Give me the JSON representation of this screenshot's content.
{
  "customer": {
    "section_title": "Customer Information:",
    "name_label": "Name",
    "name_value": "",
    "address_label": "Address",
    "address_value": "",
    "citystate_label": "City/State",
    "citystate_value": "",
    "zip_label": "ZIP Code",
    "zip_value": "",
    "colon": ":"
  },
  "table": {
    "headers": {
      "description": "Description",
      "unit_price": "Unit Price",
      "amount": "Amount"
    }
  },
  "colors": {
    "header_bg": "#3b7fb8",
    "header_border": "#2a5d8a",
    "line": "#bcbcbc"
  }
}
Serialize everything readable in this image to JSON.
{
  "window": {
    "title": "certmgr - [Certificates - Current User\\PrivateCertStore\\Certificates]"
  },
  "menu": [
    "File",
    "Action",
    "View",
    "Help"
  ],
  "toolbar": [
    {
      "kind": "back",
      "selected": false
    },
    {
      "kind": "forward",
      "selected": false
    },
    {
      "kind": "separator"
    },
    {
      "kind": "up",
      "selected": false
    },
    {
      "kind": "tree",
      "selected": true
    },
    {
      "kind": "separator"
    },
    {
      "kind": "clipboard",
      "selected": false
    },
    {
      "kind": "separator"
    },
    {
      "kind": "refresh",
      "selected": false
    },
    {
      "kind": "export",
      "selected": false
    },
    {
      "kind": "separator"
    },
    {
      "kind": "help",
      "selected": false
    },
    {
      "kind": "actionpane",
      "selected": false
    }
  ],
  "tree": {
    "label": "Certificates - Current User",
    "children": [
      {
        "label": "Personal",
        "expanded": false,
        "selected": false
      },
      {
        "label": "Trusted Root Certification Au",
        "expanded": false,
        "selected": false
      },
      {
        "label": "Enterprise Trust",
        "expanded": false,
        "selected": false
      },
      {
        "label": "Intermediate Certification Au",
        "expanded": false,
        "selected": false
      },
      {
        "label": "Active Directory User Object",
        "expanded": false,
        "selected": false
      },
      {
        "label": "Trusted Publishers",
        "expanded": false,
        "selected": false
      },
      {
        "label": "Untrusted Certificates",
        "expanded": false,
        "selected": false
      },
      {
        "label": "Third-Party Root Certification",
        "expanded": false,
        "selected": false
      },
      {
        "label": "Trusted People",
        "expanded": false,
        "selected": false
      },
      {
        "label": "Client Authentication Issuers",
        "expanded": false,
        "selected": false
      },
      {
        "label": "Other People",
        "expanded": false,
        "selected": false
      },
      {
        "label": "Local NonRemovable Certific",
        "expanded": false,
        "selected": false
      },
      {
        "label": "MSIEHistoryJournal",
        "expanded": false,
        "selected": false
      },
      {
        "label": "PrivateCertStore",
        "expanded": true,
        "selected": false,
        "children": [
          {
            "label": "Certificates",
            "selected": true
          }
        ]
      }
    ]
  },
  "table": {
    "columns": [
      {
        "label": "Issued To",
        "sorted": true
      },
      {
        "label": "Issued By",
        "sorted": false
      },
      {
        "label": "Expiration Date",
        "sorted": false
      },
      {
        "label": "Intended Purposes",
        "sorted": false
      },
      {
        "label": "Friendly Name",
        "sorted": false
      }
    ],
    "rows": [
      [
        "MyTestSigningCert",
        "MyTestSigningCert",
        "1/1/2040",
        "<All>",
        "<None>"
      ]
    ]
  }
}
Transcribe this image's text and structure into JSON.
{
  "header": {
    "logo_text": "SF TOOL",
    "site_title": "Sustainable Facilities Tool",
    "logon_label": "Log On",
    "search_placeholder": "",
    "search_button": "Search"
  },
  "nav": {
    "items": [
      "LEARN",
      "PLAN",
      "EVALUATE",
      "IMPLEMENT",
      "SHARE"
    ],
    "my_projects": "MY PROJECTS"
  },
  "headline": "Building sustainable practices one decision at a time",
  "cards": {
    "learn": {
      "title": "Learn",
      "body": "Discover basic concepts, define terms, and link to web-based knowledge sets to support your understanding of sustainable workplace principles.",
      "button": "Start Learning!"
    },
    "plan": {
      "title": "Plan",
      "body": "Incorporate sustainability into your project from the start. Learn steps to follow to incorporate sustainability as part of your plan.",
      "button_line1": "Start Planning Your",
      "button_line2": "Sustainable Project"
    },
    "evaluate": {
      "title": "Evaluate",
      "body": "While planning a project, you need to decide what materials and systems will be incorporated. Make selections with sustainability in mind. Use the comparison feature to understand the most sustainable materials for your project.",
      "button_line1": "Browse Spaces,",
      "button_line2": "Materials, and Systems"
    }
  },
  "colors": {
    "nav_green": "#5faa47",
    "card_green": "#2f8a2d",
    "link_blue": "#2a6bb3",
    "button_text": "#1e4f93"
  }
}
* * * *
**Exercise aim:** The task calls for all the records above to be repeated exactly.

**Response to the exercise:**
Give me the JSON representation of this screenshot's content.
{
  "customer": {
    "section_title": "Customer Information:",
    "name_label": "Name",
    "name_value": "",
    "address_label": "Address",
    "address_value": "",
    "citystate_label": "City/State",
    "citystate_value": "",
    "zip_label": "ZIP Code",
    "zip_value": "",
    "colon": ":"
  },
  "table": {
    "headers": {
      "description": "Description",
      "unit_price": "Unit Price",
      "amount": "Amount"
    }
  },
  "colors": {
    "header_bg": "#3b7fb8",
    "header_border": "#2a5d8a",
    "line": "#bcbcbc"
  }
}
Serialize everything readable in this image to JSON.
{
  "window": {
    "title": "certmgr - [Certificates - Current User\\PrivateCertStore\\Certificates]"
  },
  "menu": [
    "File",
    "Action",
    "View",
    "Help"
  ],
  "toolbar": [
    {
      "kind": "back",
      "selected": false
    },
    {
      "kind": "forward",
      "selected": false
    },
    {
      "kind": "separator"
    },
    {
      "kind": "up",
      "selected": false
    },
    {
      "kind": "tree",
      "selected": true
    },
    {
      "kind": "separator"
    },
    {
      "kind": "clipboard",
      "selected": false
    },
    {
      "kind": "separator"
    },
    {
      "kind": "refresh",
      "selected": false
    },
    {
      "kind": "export",
      "selected": false
    },
    {
      "kind": "separator"
    },
    {
      "kind": "help",
      "selected": false
    },
    {
      "kind": "actionpane",
      "selected": false
    }
  ],
  "tree": {
    "label": "Certificates - Current User",
    "children": [
      {
        "label": "Personal",
        "expanded": false,
        "selected": false
      },
      {
        "label": "Trusted Root Certification Au",
        "expanded": false,
        "selected": false
      },
      {
        "label": "Enterprise Trust",
        "expanded": false,
        "selected": false
      },
      {
        "label": "Intermediate Certification Au",
        "expanded": false,
        "selected": false
      },
      {
        "label": "Active Directory User Object",
        "expanded": false,
        "selected": false
      },
      {
        "label": "Trusted Publishers",
        "expanded": false,
        "selected": false
      },
      {
        "label": "Untrusted Certificates",
        "expanded": false,
        "selected": false
      },
      {
        "label": "Third-Party Root Certification",
        "expanded": false,
        "selected": false
      },
      {
        "label": "Trusted People",
        "expanded": false,
        "selected": false
      },
      {
        "label": "Client Authentication Issuers",
        "expanded": false,
        "selected": false
      },
      {
        "label": "Other People",
        "expanded": false,
        "selected": false
      },
      {
        "label": "Local NonRemovable Certific",
        "expanded": false,
        "selected": false
      },
      {
        "label": "MSIEHistoryJournal",
        "expanded": false,
        "selected": false
      },
      {
        "label": "PrivateCertStore",
        "expanded": true,
        "selected": false,
        "children": [
          {
            "label": "Certificates",
            "selected": true
          }
        ]
      }
    ]
  },
  "table": {
    "columns": [
      {
        "label": "Issued To",
        "sorted": true
      },
      {
        "label": "Issued By",
        "sorted": false
      },
      {
        "label": "Expiration Date",
        "sorted": false
      },
      {
        "label": "Intended Purposes",
        "sorted": false
      },
      {
        "label": "Friendly Name",
        "sorted": false
      }
    ],
    "rows": [
      [
        "MyTestSigningCert",
        "MyTestSigningCert",
        "1/1/2040",
        "<All>",
        "<None>"
      ]
    ]
  }
}
Transcribe this image's text and structure into JSON.
{
  "header": {
    "logo_text": "SF TOOL",
    "site_title": "Sustainable Facilities Tool",
    "logon_label": "Log On",
    "search_placeholder": "",
    "search_button": "Search"
  },
  "nav": {
    "items": [
      "LEARN",
      "PLAN",
      "EVALUATE",
      "IMPLEMENT",
      "SHARE"
    ],
    "my_projects": "MY PROJECTS"
  },
  "headline": "Building sustainable practices one decision at a time",
  "cards": {
    "learn": {
      "title": "Learn",
      "body": "Discover basic concepts, define terms, and link to web-based knowledge sets to support your understanding of sustainable workplace principles.",
      "button": "Start Learning!"
    },
    "plan": {
      "title": "Plan",
      "body": "Incorporate sustainability into your project from the start. Learn steps to follow to incorporate sustainability as part of your plan.",
      "button_line1": "Start Planning Your",
      "button_line2": "Sustainable Project"
    },
    "evaluate": {
      "title": "Evaluate",
      "body": "While planning a project, you need to decide what materials and systems will be incorporated. Make selections with sustainability in mind. Use the comparison feature to understand the most sustainable materials for your project.",
      "button_line1": "Browse Spaces,",
      "button_line2": "Materials, and Systems"
    }
  },
  "colors": {
    "nav_green": "#5faa47",
    "card_green": "#2f8a2d",
    "link_blue": "#2a6bb3",
    "button_text": "#1e4f93"
  }
}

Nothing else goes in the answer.